Gun Women: Firearms And Feminism In Contemporary America by Mary Zeiss Stange (2000) paints a precise and unflinching account of America's gun women.
Diana Strickland was an English adventurer and author who was known in her time to be a 'modern woman' a 'wealthy society beauty', 'a keen big-game hunter and a fine shot' and a 'tropical explorer'. Not only did she journey and hunt across the Congo, in 1927 she drove a Wolverhampton-built Star motor car from Dakar in west Africa to Maswa in the east. This expedition, though completed, was very difficult - her navigator died of black water fever, her mechanic fell ill and returned home and the French authorities tried to prevent her crossing the Sahara alone. She never published an account of this 13 month long journey.
Through The Belgian Congo by Diana Strickland (1925) is an account of the author's journey and big game hunt in the Belgian Congo. Sources differ as to whether she took her husband along because she writes of the "uplifting experience to find oneself in command of an expedition". There were three English men in her hunting party only known as Briggs, Payn & Douglas - some sources presume Douglas was her husband. Diana Strickland observed and writes about the brutality of the Belgian administration in the Congo. She was also a practical hunter who always got stuck in with tracking in arduous terrain, skinning animals, making soap from hippo fat and killing a charging buffalo when Douglas's rifle jammed. She describes hunting hippo, elephant, waterbuck near Lake Kivu, lion on the Ruindi Plain and buffalo and more elephant in the Ituri Forest.
Mrs Richard Tyacke, born Isabella Edwards, (d.1927) was the wife of sportsman Lt. Col. Richard Humphrey Tyacke who served in India. They were both avid hunters and wrote books about their hunting trips to Albania, Kashmir and the western Himalayas.
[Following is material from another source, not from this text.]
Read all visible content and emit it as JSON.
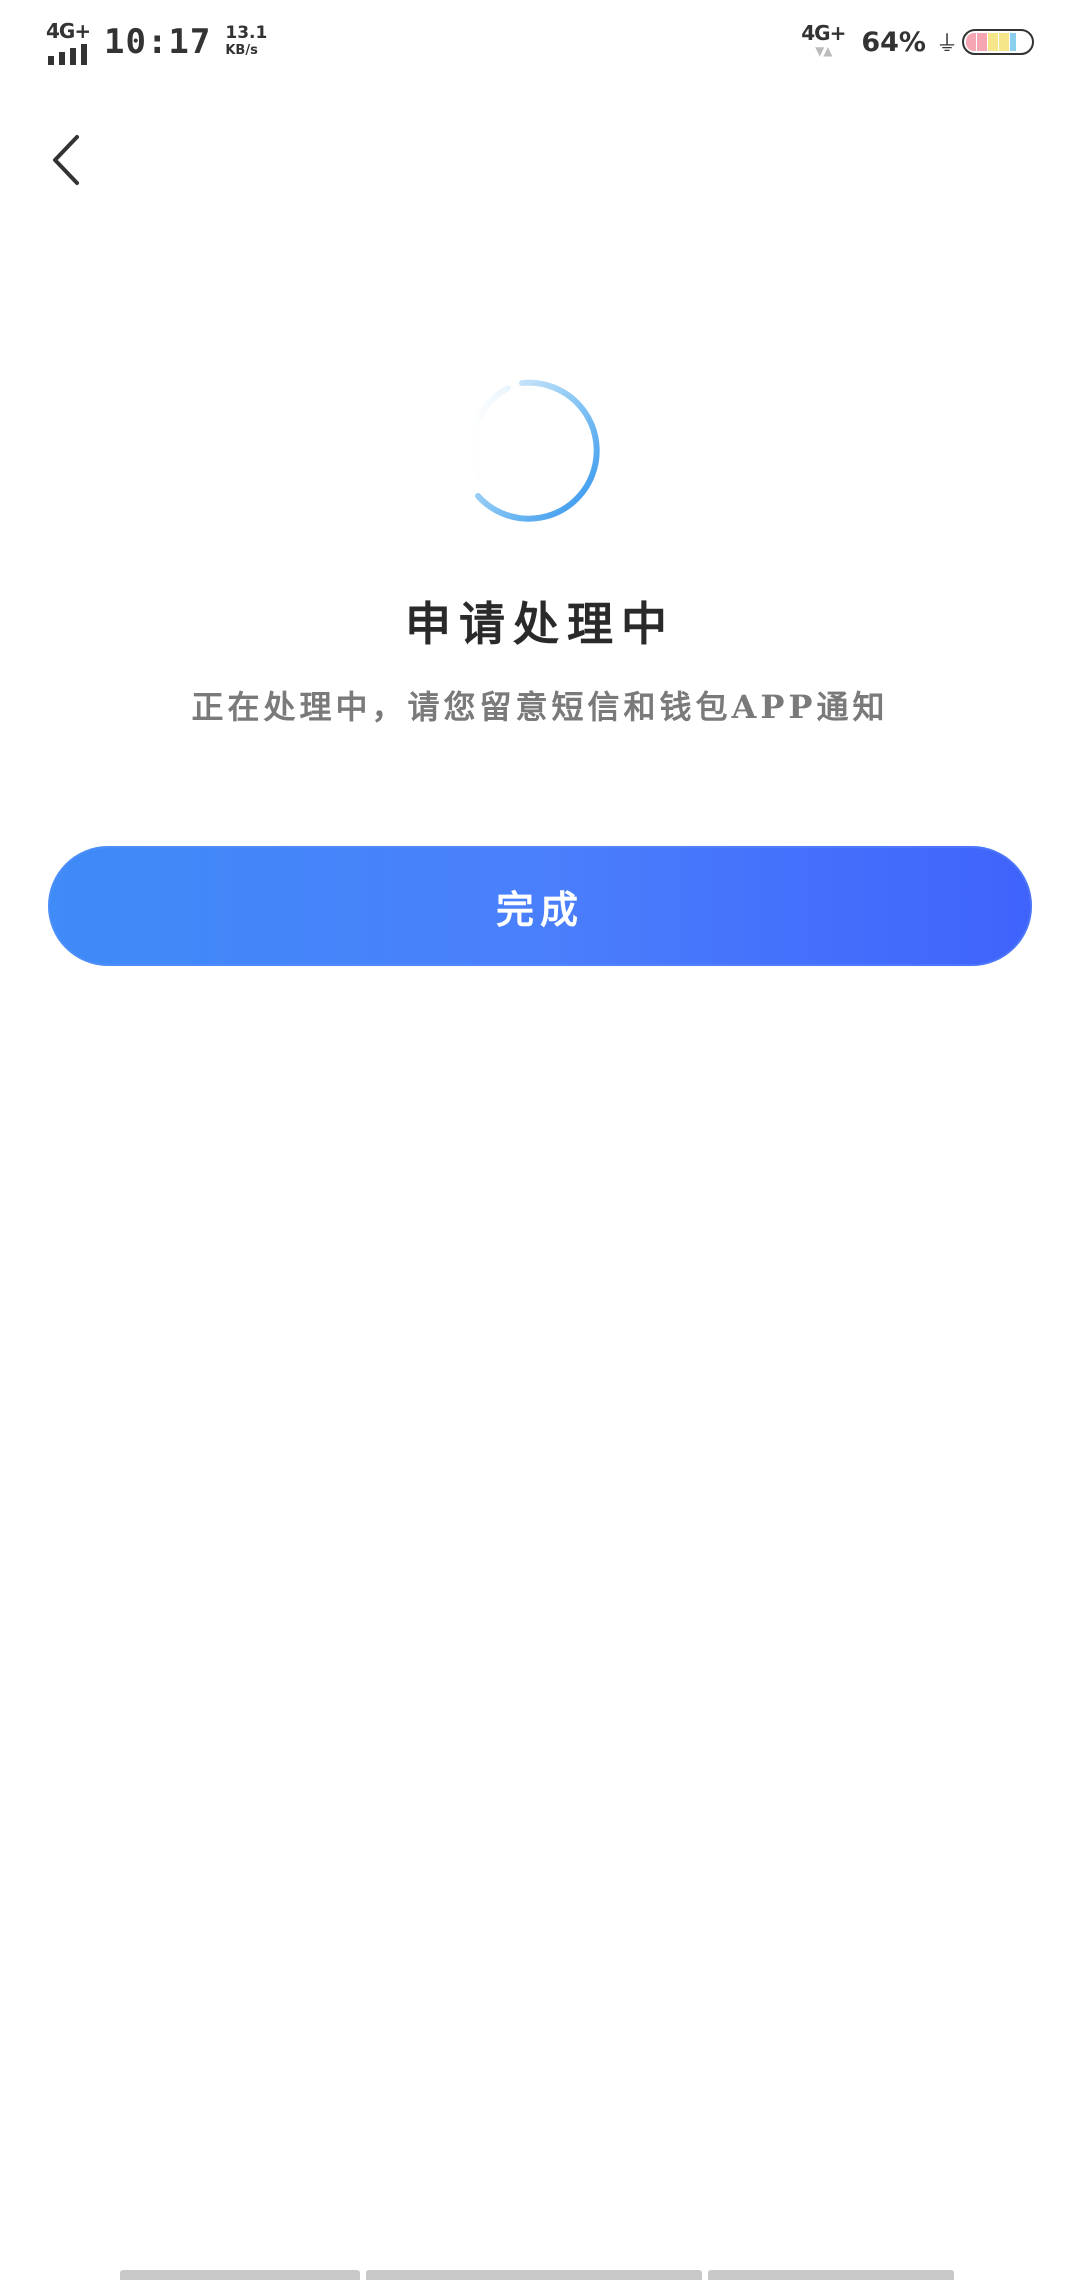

How I Shot My Bears: Or Two Years' Tent Life In Kullu And Lahoul by Mrs Richard Tyacke (1893). The author was one of the great characters of nineteenth-century Kulu. She arrived with the sporting writer Richard Humphrey Tyacke causing some local scandal as no one was sure of their marital status. Five-foot-one in height, her favourite pastime was hunting game, killing in her first season 6 black bears and 8 red ones as well as more than 500 birds and 11 deer. This might have been considerably increased "had we cared to go in for slaughter". Between the accounts of her killing and skinning she does provide a fine description of Kulu in the late nineteenth century. Free eBook
Ethel Younghusband travelled to British East Africa with her husband who was a captain in the King's African Rifles. She joined her husband on several hunting trips in Uganda.
Glimpses Of East Africa And Zanzibar by Ethel Younghusband (1910). After joining her husband at Mombasa, the author enjoyed all manner of travel and sporting adventures in Kenya. She relates episodes of visiting Masai villages and hunting expeditions to the Settima Hills. She concludes that Africa was an excellent place for women to visit but not live. Free eBook